VAD compromises the immune systems of approximately 40 percent of children under five in the developing world, greatly increasing the severeness of common childhood infections, often leading to deadly outcomes. VAD is most severe in Southeast Asia and Africa. For the 400 million rice-consuming poor, the medical consequences are fatal: impaired vision—, in extreme cases irreversible blindness; impaired epithelial integrity, exposing the affected individuals to infections; reduced immune response; impaired haemopoiesis (and hence reduced capacity to transport oxygen in the blood) and skeletal growth; among other debilitating afflictions. Rice containing provitamin A could substantially reduce the problems described above…..To Read More….
Sunday, January 25, 2015
Vitamin A Deficiency-Related Disorders (VADD)
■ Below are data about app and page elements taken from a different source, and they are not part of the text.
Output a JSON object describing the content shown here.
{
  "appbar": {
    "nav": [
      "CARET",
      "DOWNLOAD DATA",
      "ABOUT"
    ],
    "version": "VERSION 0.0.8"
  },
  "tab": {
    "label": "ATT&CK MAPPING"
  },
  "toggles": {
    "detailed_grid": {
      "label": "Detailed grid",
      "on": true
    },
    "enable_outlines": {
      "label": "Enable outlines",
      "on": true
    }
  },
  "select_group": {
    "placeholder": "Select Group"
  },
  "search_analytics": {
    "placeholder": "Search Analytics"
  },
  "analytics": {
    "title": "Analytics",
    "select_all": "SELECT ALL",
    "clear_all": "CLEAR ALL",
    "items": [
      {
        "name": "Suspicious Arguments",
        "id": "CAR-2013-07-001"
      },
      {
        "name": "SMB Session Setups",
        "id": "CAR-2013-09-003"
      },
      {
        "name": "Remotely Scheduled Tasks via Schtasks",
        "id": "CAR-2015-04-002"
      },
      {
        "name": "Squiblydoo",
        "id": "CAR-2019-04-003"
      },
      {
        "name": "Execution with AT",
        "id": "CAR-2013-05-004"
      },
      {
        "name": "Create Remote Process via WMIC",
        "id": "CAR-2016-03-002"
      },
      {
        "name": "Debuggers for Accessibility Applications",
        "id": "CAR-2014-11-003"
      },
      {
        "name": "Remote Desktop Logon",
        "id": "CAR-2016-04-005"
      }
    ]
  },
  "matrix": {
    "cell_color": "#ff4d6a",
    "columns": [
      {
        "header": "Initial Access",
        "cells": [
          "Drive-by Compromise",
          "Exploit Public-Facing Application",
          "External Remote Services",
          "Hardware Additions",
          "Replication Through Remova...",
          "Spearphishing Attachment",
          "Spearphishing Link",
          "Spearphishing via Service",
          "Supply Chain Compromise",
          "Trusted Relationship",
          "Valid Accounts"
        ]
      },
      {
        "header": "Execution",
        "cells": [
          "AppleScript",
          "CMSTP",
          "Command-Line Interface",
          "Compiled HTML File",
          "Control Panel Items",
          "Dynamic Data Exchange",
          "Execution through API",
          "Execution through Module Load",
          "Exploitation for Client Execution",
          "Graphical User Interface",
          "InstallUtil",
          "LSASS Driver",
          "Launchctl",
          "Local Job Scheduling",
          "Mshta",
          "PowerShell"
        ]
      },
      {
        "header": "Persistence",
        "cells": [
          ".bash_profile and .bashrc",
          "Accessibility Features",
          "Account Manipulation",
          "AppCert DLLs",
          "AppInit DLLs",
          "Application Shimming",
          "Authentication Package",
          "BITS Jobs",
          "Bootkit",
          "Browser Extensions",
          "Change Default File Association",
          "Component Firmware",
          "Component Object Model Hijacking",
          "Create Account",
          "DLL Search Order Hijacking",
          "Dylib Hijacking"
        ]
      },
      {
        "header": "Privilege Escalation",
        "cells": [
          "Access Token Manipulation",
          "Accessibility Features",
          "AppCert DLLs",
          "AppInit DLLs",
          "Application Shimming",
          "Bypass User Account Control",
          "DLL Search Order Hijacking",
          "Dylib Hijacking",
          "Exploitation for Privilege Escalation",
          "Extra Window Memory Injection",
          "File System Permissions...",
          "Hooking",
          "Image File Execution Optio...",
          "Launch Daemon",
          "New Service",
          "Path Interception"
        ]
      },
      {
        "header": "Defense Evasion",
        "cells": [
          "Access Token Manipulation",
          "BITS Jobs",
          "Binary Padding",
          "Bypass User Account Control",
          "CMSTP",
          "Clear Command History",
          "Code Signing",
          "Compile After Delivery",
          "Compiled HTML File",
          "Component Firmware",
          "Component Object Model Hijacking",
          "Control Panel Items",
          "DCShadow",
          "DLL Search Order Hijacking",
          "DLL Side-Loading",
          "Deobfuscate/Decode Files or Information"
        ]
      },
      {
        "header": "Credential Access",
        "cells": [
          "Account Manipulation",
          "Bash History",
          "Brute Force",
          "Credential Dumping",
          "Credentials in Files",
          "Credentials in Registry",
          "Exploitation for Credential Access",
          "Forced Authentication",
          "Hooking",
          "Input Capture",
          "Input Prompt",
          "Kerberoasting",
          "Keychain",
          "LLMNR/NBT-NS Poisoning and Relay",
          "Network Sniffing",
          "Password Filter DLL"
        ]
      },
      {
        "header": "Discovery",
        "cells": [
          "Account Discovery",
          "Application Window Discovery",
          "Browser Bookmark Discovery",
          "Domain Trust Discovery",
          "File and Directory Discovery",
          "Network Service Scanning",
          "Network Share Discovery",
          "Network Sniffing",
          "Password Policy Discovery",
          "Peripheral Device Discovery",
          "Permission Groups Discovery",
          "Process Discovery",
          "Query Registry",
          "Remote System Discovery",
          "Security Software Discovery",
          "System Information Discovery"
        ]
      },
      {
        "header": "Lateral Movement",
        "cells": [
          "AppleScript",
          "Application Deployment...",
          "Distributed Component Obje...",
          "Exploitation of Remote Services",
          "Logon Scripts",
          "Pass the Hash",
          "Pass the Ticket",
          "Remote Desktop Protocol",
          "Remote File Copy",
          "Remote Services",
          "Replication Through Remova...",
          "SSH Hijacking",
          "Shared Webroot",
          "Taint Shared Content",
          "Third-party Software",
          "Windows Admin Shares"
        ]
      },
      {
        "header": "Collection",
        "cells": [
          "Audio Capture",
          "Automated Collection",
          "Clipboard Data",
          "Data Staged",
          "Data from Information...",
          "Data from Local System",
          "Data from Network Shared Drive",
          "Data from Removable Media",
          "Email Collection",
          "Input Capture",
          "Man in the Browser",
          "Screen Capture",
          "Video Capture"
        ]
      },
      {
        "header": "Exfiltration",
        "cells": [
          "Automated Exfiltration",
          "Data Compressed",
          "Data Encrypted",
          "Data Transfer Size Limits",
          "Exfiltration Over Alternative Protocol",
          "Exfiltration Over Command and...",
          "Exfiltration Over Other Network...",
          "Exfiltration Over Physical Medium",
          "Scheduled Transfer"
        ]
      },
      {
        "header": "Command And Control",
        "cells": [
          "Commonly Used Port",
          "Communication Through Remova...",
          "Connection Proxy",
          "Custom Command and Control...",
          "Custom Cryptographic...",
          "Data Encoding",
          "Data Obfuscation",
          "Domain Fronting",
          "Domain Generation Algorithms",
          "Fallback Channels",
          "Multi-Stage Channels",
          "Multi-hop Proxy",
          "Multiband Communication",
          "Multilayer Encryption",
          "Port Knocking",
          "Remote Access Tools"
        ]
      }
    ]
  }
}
The most damaging micronutrient deficiencies in the world are the consequence of low dietary intake of iron, vitamin A, iodine and zinc. Vitamin A deficiency (VAD) is prevalent among the poor whose diets are based mainly on rice or other carbohydrate-rich, micronutrient-poor calory sources. Rice does not contain any β-carotene (provitamin A), which their body could then convert into vitamin A. Dependence on rice as the predominant food source, therefore, necessarily leads to VAD, most severely affecting small children and pregnant women. In 2012 the World Health Organization reported that about 250 million preschool children are affected by VAD, and that providing those children with vitamin A could prevent about a third of all under-five deaths, which amounts to up to 2.7 million children that could be saved from dying unnecessarily.